[JURIST] Human Rights Watch (HRW) [advocacy website] responded [press release] Tuesday to a New York Times editorial [text] written by former chairman Robert Bernstein that accused the group of bias against Israel. HRW responded that the group covers "open" societies such as Israel and the US as well as "closed" ones. The group defended its coverage of Israel, saying:


Human Rights Watch does not devote more time and energy to Israel than to other countries in the region, or in the world. We've produced more than 1,700 reports, letters, news releases, and other commentaries on the Middle East and North Africa since January 2000, and the vast majority of these were about countries other than Israel. Furthermore, our Middle East division is only one of 16 research programs at Human Rights Watch. The work on Israel is a tiny fraction of Human Rights Watch's work as a whole.

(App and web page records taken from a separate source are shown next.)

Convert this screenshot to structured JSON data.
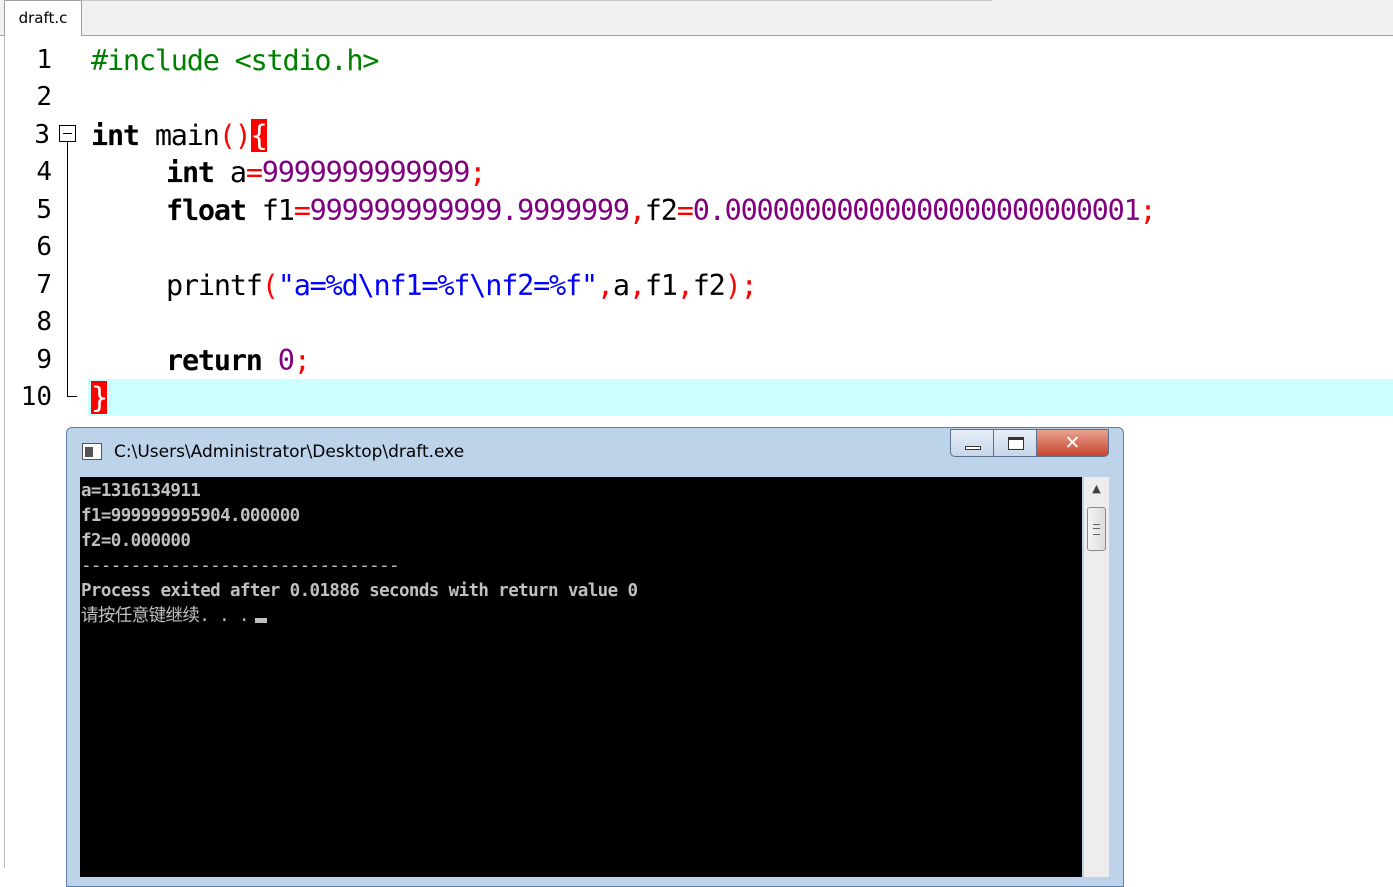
{
  "tab": {
    "label": "draft.c"
  },
  "editor": {
    "line_numbers": [
      "1",
      "2",
      "3",
      "4",
      "5",
      "6",
      "7",
      "8",
      "9",
      "10"
    ],
    "lines": {
      "l1_directive": "#include <stdio.h>",
      "l3_type": "int",
      "l3_func": " main",
      "l3_parens": "()",
      "l3_brace": "{",
      "l4_type": "int",
      "l4_var": " a",
      "l4_eq": "=",
      "l4_val": "9999999999999",
      "l4_semi": ";",
      "l5_type": "float",
      "l5_var1": " f1",
      "l5_eq1": "=",
      "l5_val1": "999999999999.9999999",
      "l5_comma": ",",
      "l5_var2": "f2",
      "l5_eq2": "=",
      "l5_val2": "0.00000000000000000000000001",
      "l5_semi": ";",
      "l7_func": "printf",
      "l7_open": "(",
      "l7_str": "\"a=%d\\nf1=%f\\nf2=%f\"",
      "l7_c1": ",",
      "l7_a": "a",
      "l7_c2": ",",
      "l7_f1": "f1",
      "l7_c3": ",",
      "l7_f2": "f2",
      "l7_close": ");",
      "l9_kw": "return",
      "l9_val": "0",
      "l9_semi": ";",
      "l10_brace": "}"
    }
  },
  "console": {
    "title": "C:\\Users\\Administrator\\Desktop\\draft.exe",
    "output": [
      "a=1316134911",
      "f1=999999995904.000000",
      "f2=0.000000",
      "--------------------------------",
      "Process exited after 0.01886 seconds with return value 0",
      "请按任意键继续. . ."
    ],
    "scroll_up_glyph": "▲",
    "close_glyph": "✕"
  },
  "colors": {
    "preprocessor": "#008000",
    "operator": "#ff0000",
    "number": "#800080",
    "string": "#0000ff",
    "current_line": "#ccffff",
    "console_bg": "#000000",
    "console_text": "#c0c0c0"
  }
}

The human rights group has been criticized for reporting on Israeli human rights abuses while giving comparatively light coverage to Saudi Arabia. The group has also been criticized for demanding that Israel investigate abuses and only recently demanding that Hamas due the same [Ynet.com report]. Members of the International Advisory Board of NGO Monitor [advocacy website] have also responded [NYT op-ed] to Bernstein's criticisms in the New York Times.

In August, HRW accused Israeli soldiers [JURIST report] of killing 11 white flag-waving Palestinian civilians in Gaza during Operation Cast Lead [GlobalSecurity backgrounder], which left more than 1,000 civilians and combatants dead in December 2008 and January 2009. In April, HRW called on Palestinian [JURIST report] Hamas [GlobalSecurity backgrounder] authorities to end the systematic detention, torture, and execution of supporters of Israel and the rival Fatah party [GlobalSecurity backgrounder]. In March, HRW accused Israel [JURIST report] of unlawfully and extensively using white phosphorous [GlobalSecurity backgrounder] munitions during Operation Cast Lead.

 

About Paper Chase

Paper Chase is JURIST's real-time legal news service, powered by a team of 30 law student reporters and editors led by law professor Bernard Hibbitts at the University of Pittsburgh School of Law. As an educational service, Paper Chase is dedicated to presenting important legal news and materials rapidly, objectively and intelligibly in an accessible format.

© Copyright JURIST Legal News and Research Services, Inc., 2013.